Are you kidding? There were people in the Soviet Union that could afford books and had place to put them. What kind of spoiled American (oops, forgot where I was posting) suburbanite are you that you can't find a little space for a bookshelf or three?
You will put yourself in the poor house buying everything for that DRM-laden book reader. You will be stuck paying hard cover prices for stuff that you could get at the local used book shop for pennies on the dollar. Passing stuff around friends or lending from the local library would also be out.
I offered the kid an e-book reader. His immediate response was lackluster due to the understanding that we would have to pay to put stuff on it. Smart kid. Reads lots of books. Most come from the library.
No. LIBRARIES enable the poor.
Guns and thumb drives...
> For a start this is a fallacy. In the US you can legally own a Glock 9mm pistol.
and this is an entirely different fallacy.
Weapons are an entirely separate category of their own that are quite unlike anything else you could try to compare them to. Or are you seriously going to equate a semi-automatic pistol with a video game machine?
Your argument is disengious at best.
Glossing over the details vs. providing tools...
Stuff like Time Machine it's nice and fancy but it's ultimately more version control than a proper backup. A proper backup includes multiple copies with some of those residing off site. Genuine redundancy ensures survival of at least one of your backups and also makes it more likely that one of your backups will be usable.
My "small stuff" is replicated to every machine I have that has the space. Given the ever growing size of drives, that's pretty much any device in the house that doesn't have an Apple logo.
The "small stuff" even ends up on the Archos.
So much for the "freetard" label...
> 4 Tb of data so far ? You have archived nearly 7000 cd ?
I have archived somewhere north of 1600 DVDs.
Just today I slapped in another 2TB drive. I shuffled some things around between my 2 "arrays" so that I would have the free bay in my main "Video Jukebox Array".
Tripping over the garden wall.
> There is no software reason to buy an android pad.
The software reason to buy an android pad is obvious. You want to do something that Steve won't allow. That could be any number of netbook-esque things that an iPad could do if only Steve would allow it.
The truth of the matter is that most people don't need a lot. However, they need what they need. If an alternate doesn't provide what they need, they won't use it.
This applies equally well to PhoneOS as it does Android.
Pomposity covering up poor taste.
There is a reason that a show like this is called a Space Opera or a Space Western because all it really is is a contemporary story in a different setting. There is not necessarily any real "sci fi" aspect to it. Trek was no less space opera than Star Wars. The same goes for BSG. It ultimately boils down to STYLE and whether or not you get bogged down in the bolonium.
Tech takes a back seat for most people, regardless of the era. It's not something to be fixated on to the exclusion of all else (like the plot).
"Wagon Train in space"
Also, fixating on minutia isn't any more realistic. It's just tedious.

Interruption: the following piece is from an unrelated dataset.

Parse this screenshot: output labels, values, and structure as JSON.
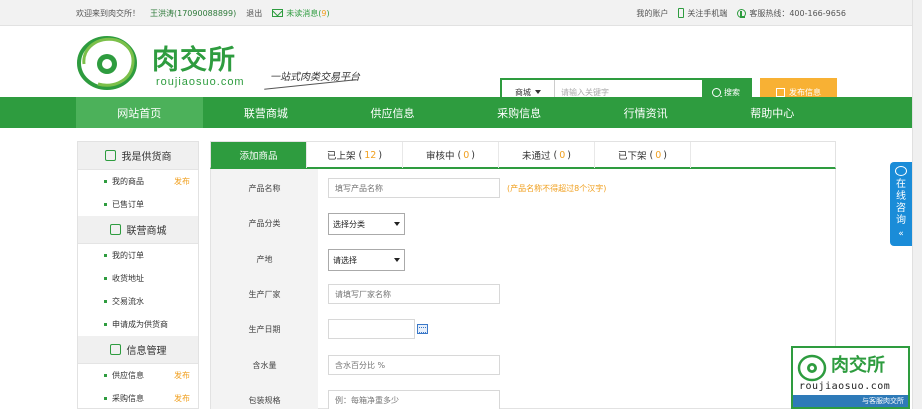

- Analysis BlackBerry Messenger unleashed: Look out Twitter and Facebook
- Nine-year-old Opportunity Mars rover sets NASA distance record
- IT bloke publishes comprehensive maps of CALL CENTRE menu HELL
- Prankster 'Superhero' takes on robot traffic warden AND WINS
- British LulzSec hackers hear jail doors slam shut for years